But what to make of this sensual – not to say sexual – paradise? The Islamic term is Jannah, and the Wikipedia account, drawn from various Koranic passages, makes no mention of 72 houris ‘of virgin purity’, and generally tends to downplay the sensual elements, probably for political reasons. Even so, the idea of excess – of food and clothing, perfume and jewellery, and ‘immortal youths’, makes it pretty clear what to expect up there. Of course Gibbon didn’t pluck those 72 virgins out of the air; according to Cecil Adams of The Straight Dope, hadith 2562 of the Jami` at-Tirmidhi collection has this:

The least [reward] for the people of Heaven is 80,000 servants and 72 wives, over which stands a dome of pearls, aquamarine and ruby.

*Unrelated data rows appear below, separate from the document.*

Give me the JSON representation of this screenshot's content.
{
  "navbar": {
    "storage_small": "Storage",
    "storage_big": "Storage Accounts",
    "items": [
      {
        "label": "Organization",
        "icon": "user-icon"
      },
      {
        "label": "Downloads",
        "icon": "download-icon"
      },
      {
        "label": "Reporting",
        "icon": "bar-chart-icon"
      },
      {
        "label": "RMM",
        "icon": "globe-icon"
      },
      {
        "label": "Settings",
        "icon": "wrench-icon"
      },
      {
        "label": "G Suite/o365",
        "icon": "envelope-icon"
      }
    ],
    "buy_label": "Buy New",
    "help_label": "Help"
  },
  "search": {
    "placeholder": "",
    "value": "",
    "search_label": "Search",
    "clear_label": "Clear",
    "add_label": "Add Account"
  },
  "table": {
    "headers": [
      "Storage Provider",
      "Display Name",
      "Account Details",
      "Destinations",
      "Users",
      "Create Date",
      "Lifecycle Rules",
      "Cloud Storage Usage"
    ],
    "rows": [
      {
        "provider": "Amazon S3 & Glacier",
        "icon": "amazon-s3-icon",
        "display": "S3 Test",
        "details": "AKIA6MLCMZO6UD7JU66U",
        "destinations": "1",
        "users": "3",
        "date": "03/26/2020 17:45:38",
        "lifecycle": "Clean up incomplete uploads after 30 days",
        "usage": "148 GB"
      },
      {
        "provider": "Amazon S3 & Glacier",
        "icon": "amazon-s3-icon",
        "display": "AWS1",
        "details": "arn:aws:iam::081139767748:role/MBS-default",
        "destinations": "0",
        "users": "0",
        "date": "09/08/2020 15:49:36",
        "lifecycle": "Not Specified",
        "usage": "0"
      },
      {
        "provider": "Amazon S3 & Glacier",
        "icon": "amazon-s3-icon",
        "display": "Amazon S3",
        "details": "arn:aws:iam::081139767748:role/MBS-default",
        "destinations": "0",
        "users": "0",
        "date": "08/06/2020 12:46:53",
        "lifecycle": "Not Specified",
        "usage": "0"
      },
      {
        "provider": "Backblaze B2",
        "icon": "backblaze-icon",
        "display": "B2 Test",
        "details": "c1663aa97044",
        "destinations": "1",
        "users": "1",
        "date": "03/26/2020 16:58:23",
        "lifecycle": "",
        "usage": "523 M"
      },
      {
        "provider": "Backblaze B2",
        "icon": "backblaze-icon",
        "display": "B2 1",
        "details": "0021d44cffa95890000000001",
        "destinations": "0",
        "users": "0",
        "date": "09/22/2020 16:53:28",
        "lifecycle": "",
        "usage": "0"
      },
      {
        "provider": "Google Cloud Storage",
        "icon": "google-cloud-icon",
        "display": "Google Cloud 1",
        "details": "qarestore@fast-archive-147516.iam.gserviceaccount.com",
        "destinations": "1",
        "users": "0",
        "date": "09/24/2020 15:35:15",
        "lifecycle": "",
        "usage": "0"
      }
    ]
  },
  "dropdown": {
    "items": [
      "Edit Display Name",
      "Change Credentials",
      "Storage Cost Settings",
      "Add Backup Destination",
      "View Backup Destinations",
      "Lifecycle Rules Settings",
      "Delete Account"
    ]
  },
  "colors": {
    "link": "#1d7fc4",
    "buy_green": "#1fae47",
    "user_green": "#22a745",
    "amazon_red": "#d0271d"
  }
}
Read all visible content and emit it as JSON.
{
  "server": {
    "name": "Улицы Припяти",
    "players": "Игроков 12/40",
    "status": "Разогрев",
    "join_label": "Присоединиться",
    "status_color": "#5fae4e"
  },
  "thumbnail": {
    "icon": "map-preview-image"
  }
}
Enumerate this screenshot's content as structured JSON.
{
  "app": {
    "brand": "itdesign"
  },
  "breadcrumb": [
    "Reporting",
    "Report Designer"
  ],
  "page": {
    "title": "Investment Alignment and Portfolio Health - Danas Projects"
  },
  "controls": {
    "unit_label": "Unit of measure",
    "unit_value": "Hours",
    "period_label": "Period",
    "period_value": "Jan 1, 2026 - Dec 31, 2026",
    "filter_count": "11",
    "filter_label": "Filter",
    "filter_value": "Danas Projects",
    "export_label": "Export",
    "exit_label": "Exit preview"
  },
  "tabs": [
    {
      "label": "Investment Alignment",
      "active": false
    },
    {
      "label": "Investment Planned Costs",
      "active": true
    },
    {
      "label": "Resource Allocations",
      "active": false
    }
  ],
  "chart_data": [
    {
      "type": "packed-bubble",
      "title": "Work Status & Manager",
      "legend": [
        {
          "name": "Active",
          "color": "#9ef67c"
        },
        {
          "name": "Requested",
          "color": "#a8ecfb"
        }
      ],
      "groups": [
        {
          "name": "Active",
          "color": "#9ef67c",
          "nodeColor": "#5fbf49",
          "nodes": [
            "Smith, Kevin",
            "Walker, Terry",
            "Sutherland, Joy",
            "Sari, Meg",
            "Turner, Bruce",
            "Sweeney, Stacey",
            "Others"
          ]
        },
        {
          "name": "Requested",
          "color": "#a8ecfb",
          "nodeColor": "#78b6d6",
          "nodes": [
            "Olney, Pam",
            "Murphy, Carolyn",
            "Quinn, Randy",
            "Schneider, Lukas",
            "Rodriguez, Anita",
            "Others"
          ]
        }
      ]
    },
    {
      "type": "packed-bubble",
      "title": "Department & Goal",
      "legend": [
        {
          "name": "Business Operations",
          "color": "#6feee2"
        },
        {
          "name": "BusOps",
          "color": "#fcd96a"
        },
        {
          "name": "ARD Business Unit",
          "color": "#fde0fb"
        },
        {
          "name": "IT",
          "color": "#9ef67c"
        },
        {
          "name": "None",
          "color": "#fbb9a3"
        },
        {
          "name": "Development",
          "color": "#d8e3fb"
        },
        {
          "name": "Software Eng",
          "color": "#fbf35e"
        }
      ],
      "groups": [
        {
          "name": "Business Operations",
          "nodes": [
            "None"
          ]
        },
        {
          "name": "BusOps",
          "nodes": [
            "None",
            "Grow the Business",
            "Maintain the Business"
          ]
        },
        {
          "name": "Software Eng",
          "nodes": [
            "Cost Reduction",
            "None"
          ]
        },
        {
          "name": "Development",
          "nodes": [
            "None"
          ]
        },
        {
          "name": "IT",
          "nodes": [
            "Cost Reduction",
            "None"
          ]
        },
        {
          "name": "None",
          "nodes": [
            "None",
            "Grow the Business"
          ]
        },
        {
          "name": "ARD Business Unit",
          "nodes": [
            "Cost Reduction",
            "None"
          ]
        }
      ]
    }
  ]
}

Of course, this stuff about 72 virgins was all over the place after the September 11 attacks, and Moslem sites sought to refute it, claiming the hadith to be a weak one, and pointing out the difference between wives and virgins (as if that mattered), but nobody seems to have noticed that this western interpretation of the hadith would have almost certainly derived from Gibbon.

Gibbon also points out that Mohammed’s disciples will enter paradise, as a result of their faith and in spite of whatever sins they may have committed. He doesn’t make clear whether he means a small discipleship, like the twelve of Jesus, or all believers, numbering hundreds of millions. In any case, presented in this bare fashion, this creates a serious moral dilemma, presented concisely by Matt Dillahunty on an episode of The Atheistic Experience. This is the dilemma between justice and mercy. As Dillahunty puts it, you can’t be absolutely just and totally merciful at the same time, because there is an inherent contradiction. To offer mercy and forgiveness and entry to paradise to believers, simply because they believe, no matter what their crimes, is incompatible, it seems, with any reasonable sense of justice, let alone absolute justice. And it presumably follows that if you don’t believe, no matter what your life has been, you’ll be debarred from heaven and will necessarily be eternally damned, there being no alternative.

Actually, though, because Jannah is written about in far more detail in the Quran that heaven is in the Bible, there may be a whiff of a response to the problem posed by Dillahunty. The response would be that Allah’s judgment is much more subtle and, of course, fair-minded, than a simple saved/damned dichotomy would suggest, for Jannah (heaven) and Jahannam (hell) are ‘streamed’, just like my old high school. Jannah has eight gates, and Jahannam seven, with each gate representing a different class of virtues, or vices, graded as to quality or lack thereof. It might be that simple unbelief, allied to good deeds, will get you into the least nasty of hell’s gates, which may be little worse than the meanest of heaven’s gates, especially if your unbelief is based on ignorance rather than wilfulness (and Allah knows all). According to one Islamic commentator, reflecting on whether Christians could ever get into heaven, ‘Though one must do good deeds and believe in God, salvation can only be attained through God’s judgement’. So the ultimate arbiter is ‘God’, who will decide not only whether the deeds are goodly enough to get into the top-graded gate, but also whether the god the believer believed in was the ‘rightest’ god. After all, the Christian believes in ‘God’ too, and, arguably, some Christians may believe in a god that, though they think of him as a Christian, is closer to the Koranic god than is the god in the head of some Islamic worshippers. So it wouldn’t be absurd to find Christians being ushered through one of the gates of Jannah, hastily brushing up on their Arabic and looking suitably bewildered.

But anyway I was supposed to be writing about sex in heaven, so I’m proving to be a bit of a disappointment there. And it depends on which heaven you’re talking about. Islamic heaven is as sexual as Mohammed seems to have been, while the Christian heaven is as sexless as Jesus. But it doesn’t matter, either way you’ll be blissed out, and the fact that we mostly think of bliss in sensual/sexual terms just shows how far we still are from attaining the transcendence of the Godhead. Ummmmm…

 

Written by stewart henderson

March 11, 2013 at 12:20 pm